EXERCISE AIM -
Could you return the data below exactly as it appears?

ENTRIES SHOWN -
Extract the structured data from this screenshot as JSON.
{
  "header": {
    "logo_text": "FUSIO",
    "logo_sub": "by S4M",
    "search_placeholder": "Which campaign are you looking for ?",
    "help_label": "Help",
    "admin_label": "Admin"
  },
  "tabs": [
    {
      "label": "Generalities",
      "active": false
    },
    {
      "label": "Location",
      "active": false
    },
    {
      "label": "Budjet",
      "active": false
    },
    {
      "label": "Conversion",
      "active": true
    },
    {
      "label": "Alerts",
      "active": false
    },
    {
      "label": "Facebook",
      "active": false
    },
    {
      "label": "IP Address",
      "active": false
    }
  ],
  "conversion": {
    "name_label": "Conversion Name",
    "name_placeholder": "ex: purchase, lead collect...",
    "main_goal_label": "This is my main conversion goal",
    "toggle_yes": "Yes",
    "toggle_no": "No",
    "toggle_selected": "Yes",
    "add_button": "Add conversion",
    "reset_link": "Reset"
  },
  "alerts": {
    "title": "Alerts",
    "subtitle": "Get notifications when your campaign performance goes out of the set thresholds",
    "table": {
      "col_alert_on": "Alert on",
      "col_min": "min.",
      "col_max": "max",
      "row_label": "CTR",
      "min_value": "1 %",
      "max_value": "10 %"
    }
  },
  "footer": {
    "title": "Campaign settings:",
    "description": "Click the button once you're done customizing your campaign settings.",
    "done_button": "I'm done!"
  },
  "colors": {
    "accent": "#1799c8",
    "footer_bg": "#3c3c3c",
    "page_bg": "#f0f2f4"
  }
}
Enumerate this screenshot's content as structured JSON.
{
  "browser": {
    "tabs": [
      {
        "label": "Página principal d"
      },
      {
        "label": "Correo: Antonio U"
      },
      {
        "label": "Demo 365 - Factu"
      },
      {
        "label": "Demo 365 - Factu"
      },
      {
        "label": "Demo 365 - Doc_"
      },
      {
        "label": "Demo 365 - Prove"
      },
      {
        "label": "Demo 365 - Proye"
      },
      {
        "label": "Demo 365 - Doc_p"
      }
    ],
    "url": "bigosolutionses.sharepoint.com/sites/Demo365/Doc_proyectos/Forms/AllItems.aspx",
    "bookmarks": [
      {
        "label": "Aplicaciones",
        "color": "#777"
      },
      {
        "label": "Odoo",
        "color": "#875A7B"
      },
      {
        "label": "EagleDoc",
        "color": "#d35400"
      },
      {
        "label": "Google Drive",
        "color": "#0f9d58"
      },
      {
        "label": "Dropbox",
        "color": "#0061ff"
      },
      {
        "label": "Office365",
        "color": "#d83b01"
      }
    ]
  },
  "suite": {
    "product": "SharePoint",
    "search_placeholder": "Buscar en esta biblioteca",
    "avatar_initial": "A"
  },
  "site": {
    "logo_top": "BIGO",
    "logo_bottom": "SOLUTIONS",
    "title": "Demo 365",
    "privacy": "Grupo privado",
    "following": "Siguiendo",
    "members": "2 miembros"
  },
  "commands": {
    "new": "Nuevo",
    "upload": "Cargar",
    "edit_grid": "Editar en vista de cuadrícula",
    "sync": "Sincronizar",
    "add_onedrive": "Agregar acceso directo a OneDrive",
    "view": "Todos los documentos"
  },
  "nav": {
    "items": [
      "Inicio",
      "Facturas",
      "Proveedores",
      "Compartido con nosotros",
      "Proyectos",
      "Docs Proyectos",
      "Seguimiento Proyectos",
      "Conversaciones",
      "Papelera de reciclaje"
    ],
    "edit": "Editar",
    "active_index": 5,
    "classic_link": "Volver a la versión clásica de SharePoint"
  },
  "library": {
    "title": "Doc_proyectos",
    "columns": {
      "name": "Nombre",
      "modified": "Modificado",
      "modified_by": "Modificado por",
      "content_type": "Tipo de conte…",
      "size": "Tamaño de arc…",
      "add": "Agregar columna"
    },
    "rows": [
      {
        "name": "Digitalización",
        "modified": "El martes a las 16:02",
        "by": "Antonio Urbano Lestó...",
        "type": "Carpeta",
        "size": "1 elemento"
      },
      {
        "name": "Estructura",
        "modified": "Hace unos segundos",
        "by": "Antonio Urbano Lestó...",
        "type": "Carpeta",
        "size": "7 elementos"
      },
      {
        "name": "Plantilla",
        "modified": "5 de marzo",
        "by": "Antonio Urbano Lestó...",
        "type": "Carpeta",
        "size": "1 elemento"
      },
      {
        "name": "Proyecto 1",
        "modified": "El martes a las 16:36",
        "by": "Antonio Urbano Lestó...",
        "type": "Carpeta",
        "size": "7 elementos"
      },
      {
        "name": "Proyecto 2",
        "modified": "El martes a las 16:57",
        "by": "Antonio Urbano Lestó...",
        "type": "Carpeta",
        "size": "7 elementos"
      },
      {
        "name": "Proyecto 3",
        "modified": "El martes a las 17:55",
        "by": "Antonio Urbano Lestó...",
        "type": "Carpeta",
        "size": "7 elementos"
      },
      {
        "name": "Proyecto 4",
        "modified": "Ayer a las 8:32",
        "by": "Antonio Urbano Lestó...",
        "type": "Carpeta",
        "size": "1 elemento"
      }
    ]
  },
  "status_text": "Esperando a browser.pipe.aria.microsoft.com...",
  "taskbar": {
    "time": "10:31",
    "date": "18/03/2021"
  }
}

EXERCISE ANSWER -
Extract the structured data from this screenshot as JSON.
{
  "header": {
    "logo_text": "FUSIO",
    "logo_sub": "by S4M",
    "search_placeholder": "Which campaign are you looking for ?",
    "help_label": "Help",
    "admin_label": "Admin"
  },
  "tabs": [
    {
      "label": "Generalities",
      "active": false
    },
    {
      "label": "Location",
      "active": false
    },
    {
      "label": "Budjet",
      "active": false
    },
    {
      "label": "Conversion",
      "active": true
    },
    {
      "label": "Alerts",
      "active": false
    },
    {
      "label": "Facebook",
      "active": false
    },
    {
      "label": "IP Address",
      "active": false
    }
  ],
  "conversion": {
    "name_label": "Conversion Name",
    "name_placeholder": "ex: purchase, lead collect...",
    "main_goal_label": "This is my main conversion goal",
    "toggle_yes": "Yes",
    "toggle_no": "No",
    "toggle_selected": "Yes",
    "add_button": "Add conversion",
    "reset_link": "Reset"
  },
  "alerts": {
    "title": "Alerts",
    "subtitle": "Get notifications when your campaign performance goes out of the set thresholds",
    "table": {
      "col_alert_on": "Alert on",
      "col_min": "min.",
      "col_max": "max",
      "row_label": "CTR",
      "min_value": "1 %",
      "max_value": "10 %"
    }
  },
  "footer": {
    "title": "Campaign settings:",
    "description": "Click the button once you're done customizing your campaign settings.",
    "done_button": "I'm done!"
  },
  "colors": {
    "accent": "#1799c8",
    "footer_bg": "#3c3c3c",
    "page_bg": "#f0f2f4"
  }
}
Enumerate this screenshot's content as structured JSON.
{
  "browser": {
    "tabs": [
      {
        "label": "Página principal d"
      },
      {
        "label": "Correo: Antonio U"
      },
      {
        "label": "Demo 365 - Factu"
      },
      {
        "label": "Demo 365 - Factu"
      },
      {
        "label": "Demo 365 - Doc_"
      },
      {
        "label": "Demo 365 - Prove"
      },
      {
        "label": "Demo 365 - Proye"
      },
      {
        "label": "Demo 365 - Doc_p"
      }
    ],
    "url": "bigosolutionses.sharepoint.com/sites/Demo365/Doc_proyectos/Forms/AllItems.aspx",
    "bookmarks": [
      {
        "label": "Aplicaciones",
        "color": "#777"
      },
      {
        "label": "Odoo",
        "color": "#875A7B"
      },
      {
        "label": "EagleDoc",
        "color": "#d35400"
      },
      {
        "label": "Google Drive",
        "color": "#0f9d58"
      },
      {
        "label": "Dropbox",
        "color": "#0061ff"
      },
      {
        "label": "Office365",
        "color": "#d83b01"
      }
    ]
  },
  "suite": {
    "product": "SharePoint",
    "search_placeholder": "Buscar en esta biblioteca",
    "avatar_initial": "A"
  },
  "site": {
    "logo_top": "BIGO",
    "logo_bottom": "SOLUTIONS",
    "title": "Demo 365",
    "privacy": "Grupo privado",
    "following": "Siguiendo",
    "members": "2 miembros"
  },
  "commands": {
    "new": "Nuevo",
    "upload": "Cargar",
    "edit_grid": "Editar en vista de cuadrícula",
    "sync": "Sincronizar",
    "add_onedrive": "Agregar acceso directo a OneDrive",
    "view": "Todos los documentos"
  },
  "nav": {
    "items": [
      "Inicio",
      "Facturas",
      "Proveedores",
      "Compartido con nosotros",
      "Proyectos",
      "Docs Proyectos",
      "Seguimiento Proyectos",
      "Conversaciones",
      "Papelera de reciclaje"
    ],
    "edit": "Editar",
    "active_index": 5,
    "classic_link": "Volver a la versión clásica de SharePoint"
  },
  "library": {
    "title": "Doc_proyectos",
    "columns": {
      "name": "Nombre",
      "modified": "Modificado",
      "modified_by": "Modificado por",
      "content_type": "Tipo de conte…",
      "size": "Tamaño de arc…",
      "add": "Agregar columna"
    },
    "rows": [
      {
        "name": "Digitalización",
        "modified": "El martes a las 16:02",
        "by": "Antonio Urbano Lestó...",
        "type": "Carpeta",
        "size": "1 elemento"
      },
      {
        "name": "Estructura",
        "modified": "Hace unos segundos",
        "by": "Antonio Urbano Lestó...",
        "type": "Carpeta",
        "size": "7 elementos"
      },
      {
        "name": "Plantilla",
        "modified": "5 de marzo",
        "by": "Antonio Urbano Lestó...",
        "type": "Carpeta",
        "size": "1 elemento"
      },
      {
        "name": "Proyecto 1",
        "modified": "El martes a las 16:36",
        "by": "Antonio Urbano Lestó...",
        "type": "Carpeta",
        "size": "7 elementos"
      },
      {
        "name": "Proyecto 2",
        "modified": "El martes a las 16:57",
        "by": "Antonio Urbano Lestó...",
        "type": "Carpeta",
        "size": "7 elementos"
      },
      {
        "name": "Proyecto 3",
        "modified": "El martes a las 17:55",
        "by": "Antonio Urbano Lestó...",
        "type": "Carpeta",
        "size": "7 elementos"
      },
      {
        "name": "Proyecto 4",
        "modified": "Ayer a las 8:32",
        "by": "Antonio Urbano Lestó...",
        "type": "Carpeta",
        "size": "1 elemento"
      }
    ]
  },
  "status_text": "Esperando a browser.pipe.aria.microsoft.com...",
  "taskbar": {
    "time": "10:31",
    "date": "18/03/2021"
  }
}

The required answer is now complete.